Freedom on the Net 2014
Fig. 1. Courtesy of Freedom House, 2014.

Freedom House released its new report titled Freedom on the Net 2014: Tightening the Net: Governments Expand Online Controls edited by Sanja Kelly, Mai Truong, Madeline Earp, Laura Reed, Adrian Shahbaz, and Ashley Greco-Stoner. The 986 page study covers 65 countries, including Bahrain, Bangladesh, Egypt, Indonesia, Iran, Jordan, Lebanon, Libya, Malaysia, Morocco, Nigeria, Pakistan, Saudi Arabia, Sudan, Syria, Tunisia, Turkey, United Arab Emirates, Uzbekistan, and others.

From the report's introduction:

Freedom on the Net 2014 – the fifth annual comprehensive study of internet freedom around the globe, covering developments in 65 countries that occurred between May 2013 and May 2014 –finds internet freedom around the world in decline for the fourth consecutive year, with 36 out of 65 countries assessed in the report experiencing a negative trajectory during the coverage period.

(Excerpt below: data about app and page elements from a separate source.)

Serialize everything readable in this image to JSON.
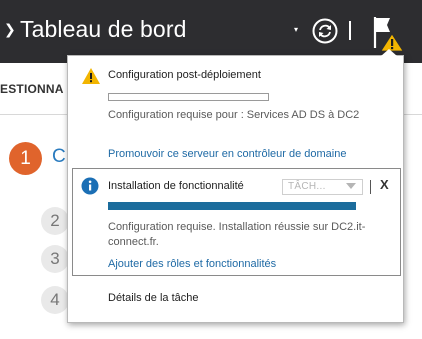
{
  "header": {
    "title": "Tableau de bord",
    "back_glyph": "❯",
    "caret_glyph": "▾",
    "icons": {
      "refresh": "refresh-icon",
      "notifications": "notification-flag-warning-icon"
    }
  },
  "background": {
    "sub_bar_text": "ESTIONNA",
    "step_1_number": "1",
    "step_1_letter": "C",
    "steps": [
      "2",
      "3",
      "4"
    ]
  },
  "notifications": [
    {
      "type": "warning",
      "icon": "warning-icon",
      "title": "Configuration post-déploiement",
      "progress": 0,
      "description": "Configuration requise pour : Services AD DS à DC2",
      "link": "Promouvoir ce serveur en contrôleur de domaine"
    },
    {
      "type": "info",
      "icon": "info-icon",
      "title": "Installation de fonctionnalité",
      "tasks_label": "TÂCH...",
      "close_label": "X",
      "progress": 1,
      "description": "Configuration requise. Installation réussie sur DC2.it-connect.fr.",
      "link": "Ajouter des rôles et fonctionnalités"
    }
  ],
  "footer": {
    "task_details": "Détails de la tâche"
  },
  "colors": {
    "header_bg": "#2d2d30",
    "accent_orange": "#e0642c",
    "link_blue": "#1f6aa5",
    "progress_blue": "#1b6c9c",
    "warning_yellow": "#f2b500",
    "info_blue": "#1b6fb5"
  }
}
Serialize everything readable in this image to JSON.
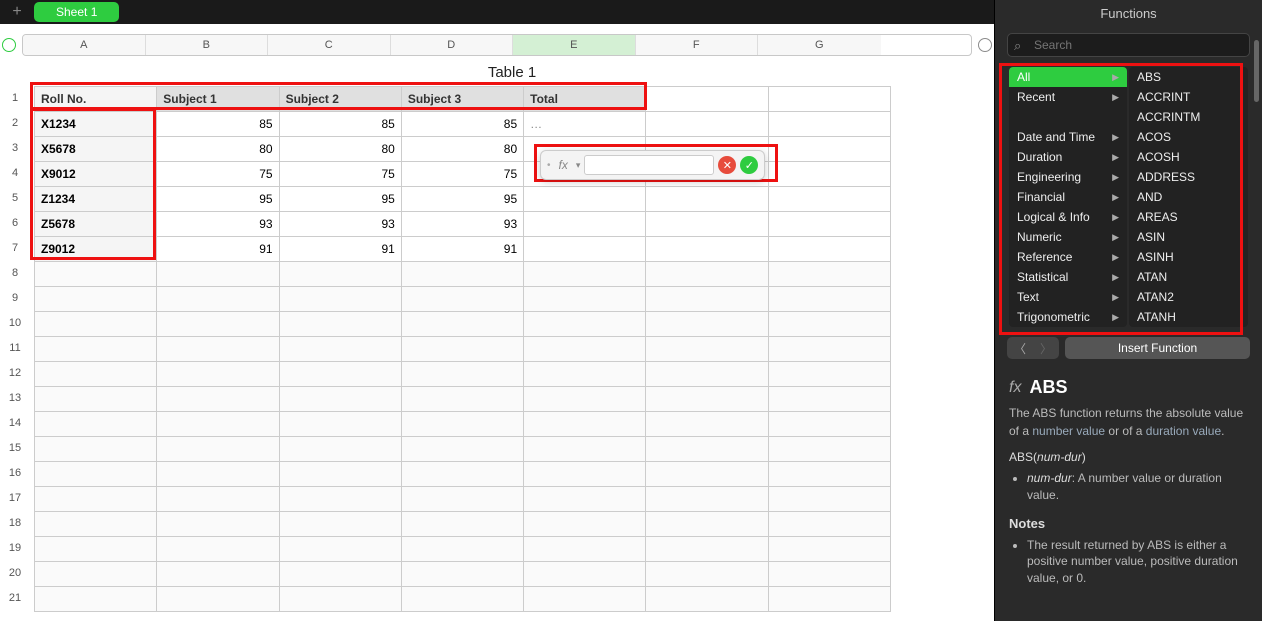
{
  "tabs": {
    "add_tooltip": "+",
    "sheet_label": "Sheet 1"
  },
  "panel_title": "Functions",
  "search": {
    "placeholder": "Search"
  },
  "table": {
    "title": "Table 1",
    "columns": [
      "A",
      "B",
      "C",
      "D",
      "E",
      "F",
      "G"
    ],
    "active_col": "E",
    "headers": [
      "Roll No.",
      "Subject 1",
      "Subject 2",
      "Subject 3",
      "Total"
    ],
    "rows": [
      {
        "roll": "X1234",
        "s1": 85,
        "s2": 85,
        "s3": 85,
        "total": "…",
        "editing": true
      },
      {
        "roll": "X5678",
        "s1": 80,
        "s2": 80,
        "s3": 80,
        "total": ""
      },
      {
        "roll": "X9012",
        "s1": 75,
        "s2": 75,
        "s3": 75,
        "total": ""
      },
      {
        "roll": "Z1234",
        "s1": 95,
        "s2": 95,
        "s3": 95,
        "total": ""
      },
      {
        "roll": "Z5678",
        "s1": 93,
        "s2": 93,
        "s3": 93,
        "total": ""
      },
      {
        "roll": "Z9012",
        "s1": 91,
        "s2": 91,
        "s3": 91,
        "total": ""
      }
    ],
    "row_numbers": [
      1,
      2,
      3,
      4,
      5,
      6,
      7,
      8,
      9,
      10,
      11,
      12,
      13,
      14,
      15,
      16,
      17,
      18,
      19,
      20,
      21
    ]
  },
  "formula_popup": {
    "fx_label": "fx",
    "value": ""
  },
  "categories": [
    {
      "label": "All",
      "active": true
    },
    {
      "label": "Recent"
    },
    {
      "label": ""
    },
    {
      "label": "Date and Time"
    },
    {
      "label": "Duration"
    },
    {
      "label": "Engineering"
    },
    {
      "label": "Financial"
    },
    {
      "label": "Logical & Info"
    },
    {
      "label": "Numeric"
    },
    {
      "label": "Reference"
    },
    {
      "label": "Statistical"
    },
    {
      "label": "Text"
    },
    {
      "label": "Trigonometric"
    }
  ],
  "functions": [
    "ABS",
    "ACCRINT",
    "ACCRINTM",
    "ACOS",
    "ACOSH",
    "ADDRESS",
    "AND",
    "AREAS",
    "ASIN",
    "ASINH",
    "ATAN",
    "ATAN2",
    "ATANH"
  ],
  "insert_label": "Insert Function",
  "detail": {
    "name": "ABS",
    "desc_1": "The ABS function returns the absolute value of a ",
    "desc_link1": "number value",
    "desc_2": " or of a ",
    "desc_link2": "duration value",
    "desc_3": ".",
    "syntax_pre": "ABS(",
    "syntax_arg": "num-dur",
    "syntax_post": ")",
    "arg_name": "num-dur",
    "arg_desc": ": A number value or duration value.",
    "notes_title": "Notes",
    "note1": "The result returned by ABS is either a positive number value, positive duration value, or 0."
  }
}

In a departure from the past, when most governments preferred a behind-the-scenes approach to internet control, countries rapidly adopted new laws that legitimize existing repression and effectively criminalize online dissent.

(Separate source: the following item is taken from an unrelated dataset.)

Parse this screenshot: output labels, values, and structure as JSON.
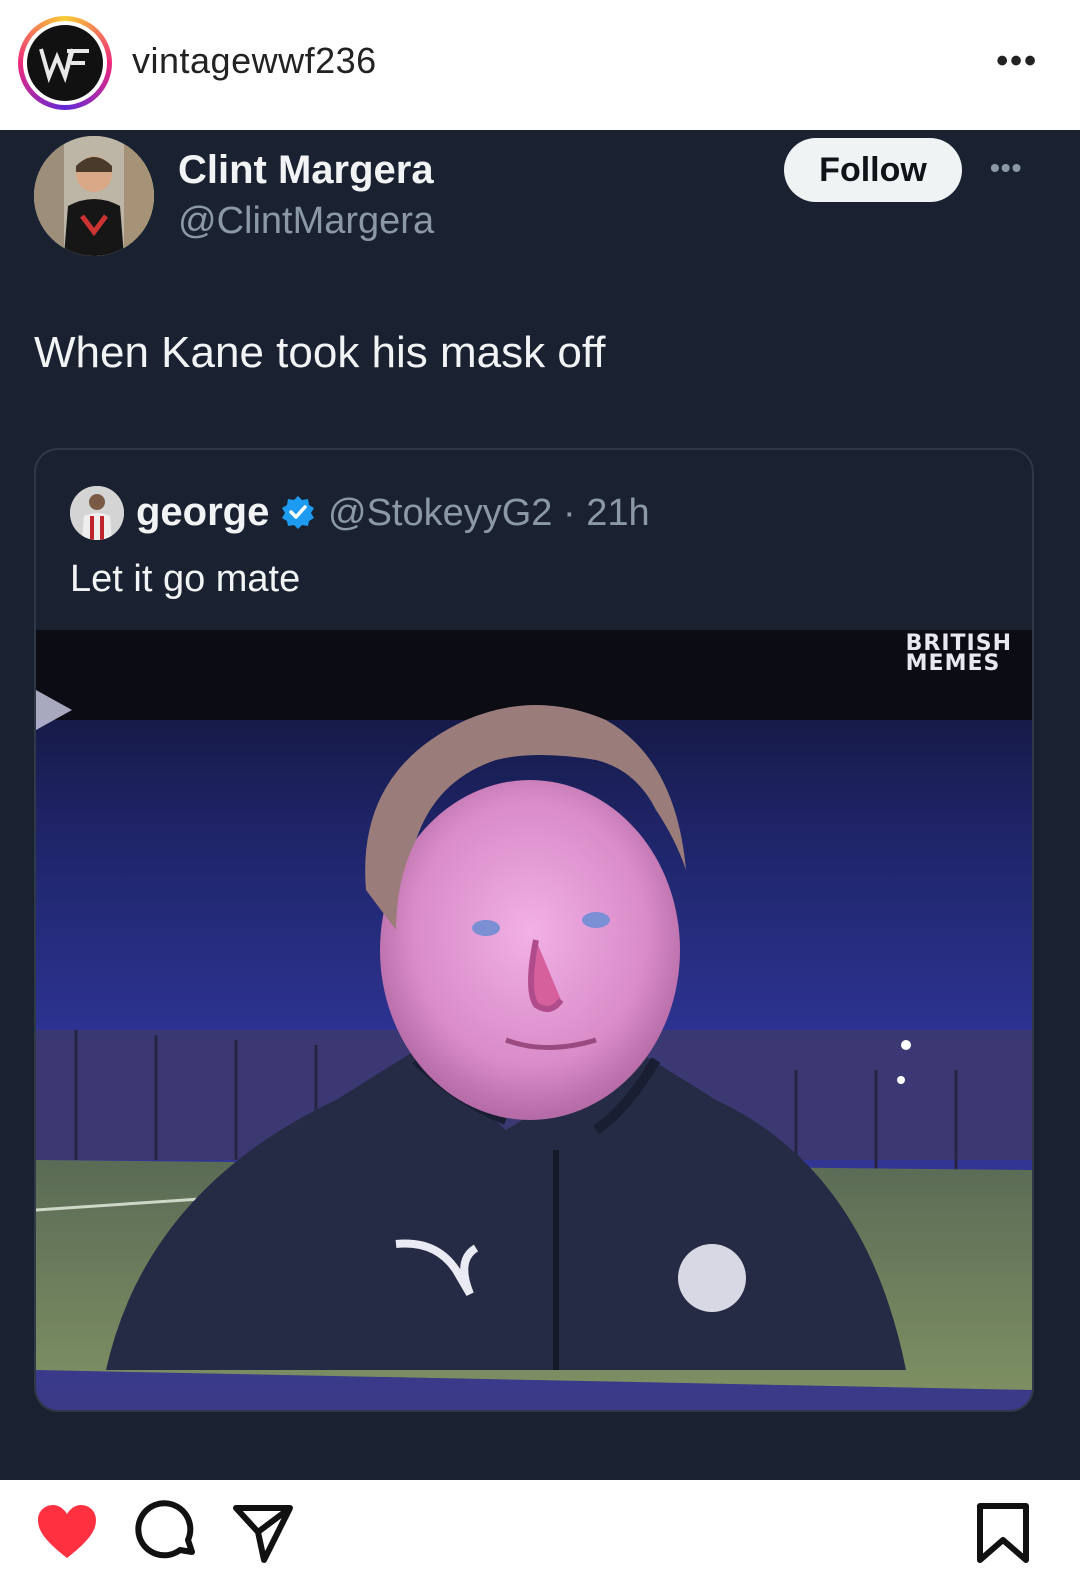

The past year also saw increased government pres­sure on independent news websites, which had previously been among the few uninhibited sources of information in many countries, in addition to more people detained or prosecuted for their digital activities than ever before.

- Between May 2013 and May 2014, 41 countries passed or proposed legislation to penalize legitimate forms of speech online, increase government powers to control content, or expand government surveillance capabilities.

- Since May 2013, arrests for online communications pertinent to politics and social issues were documented in 38 of the 65 countries, most notably in the Middle East and North Africa, where detentions occurred in 10 out of the 11 countries examined in the region.

- Pressure on independent news websites, among the few unfettered sources of information in many countries, dramatically increased. Dozens of citizen journalists were attacked while reporting on conflict in Syria and antigovernment protests in Egypt, Turkey and Ukraine. Other governments stepped up licensing and regulation for web platforms. 

The full report is available for PDF download here.